Risk of Stroke May Persist After Discontinuing Estrogen-Only HRT
VANCOUVER, BC—Unopposed estrogen hormone replacement therapy (HRT) significantly increases the risks for ischemic strokes when compared to combination estrogen and progesterone HRT, even after it is discontinued, according to researchers at the 68th Annual AAN Meeting.
The researchers, led by Haseeb Rahman, MD, from Houston Methodist Hospital, Houston, TX, analyzed a total of 93,676 women aged 50–79 years old. Their data was retrieved from those who took part in the 12 ± 1 year Observational Study (OS) as part of the Women's Health Initiative (WHI).
At baseline, 11,364 of the total participants had used unopposed estrogen while 58,461 had never used unopposed estrogen. A significantly greater proportion of those who used unopposed estrogen developed ischemic stroke outcomes (3.1%) compared with those who had never used unopposed estrogen (2.3%), (P<0.0001).
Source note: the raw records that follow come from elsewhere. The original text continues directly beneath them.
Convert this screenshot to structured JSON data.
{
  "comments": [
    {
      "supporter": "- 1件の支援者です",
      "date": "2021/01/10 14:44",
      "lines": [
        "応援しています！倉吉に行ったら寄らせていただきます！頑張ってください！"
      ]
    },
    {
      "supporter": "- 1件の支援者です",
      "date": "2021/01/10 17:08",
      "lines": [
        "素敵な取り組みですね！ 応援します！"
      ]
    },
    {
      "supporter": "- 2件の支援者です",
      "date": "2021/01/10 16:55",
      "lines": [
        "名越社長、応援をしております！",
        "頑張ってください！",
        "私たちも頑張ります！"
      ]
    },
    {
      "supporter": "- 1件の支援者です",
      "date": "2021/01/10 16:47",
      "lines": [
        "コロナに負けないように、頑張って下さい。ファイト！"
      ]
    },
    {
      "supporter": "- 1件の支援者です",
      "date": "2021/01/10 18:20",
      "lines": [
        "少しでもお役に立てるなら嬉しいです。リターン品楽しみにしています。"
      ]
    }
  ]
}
Similarly, yet not as significant, a greater proportion of those who had used EPT (7,993) at baseline developed ischemic stroke outcomes (2.8%), compared to those who never used EPT (2.4%) (P=0.09).
The long-term nature of this study reinforces previous study findings, that unopposed estrogen HRT increases risk for ischemic stroke, even after therapy is discontinued. However, the study suggests that that the continued combination of estrogen and progesterone HRT was not associated with a significantly increased risk. “Further prospective studies are required to further investigate these correlations,” concluded Dr. Rahman.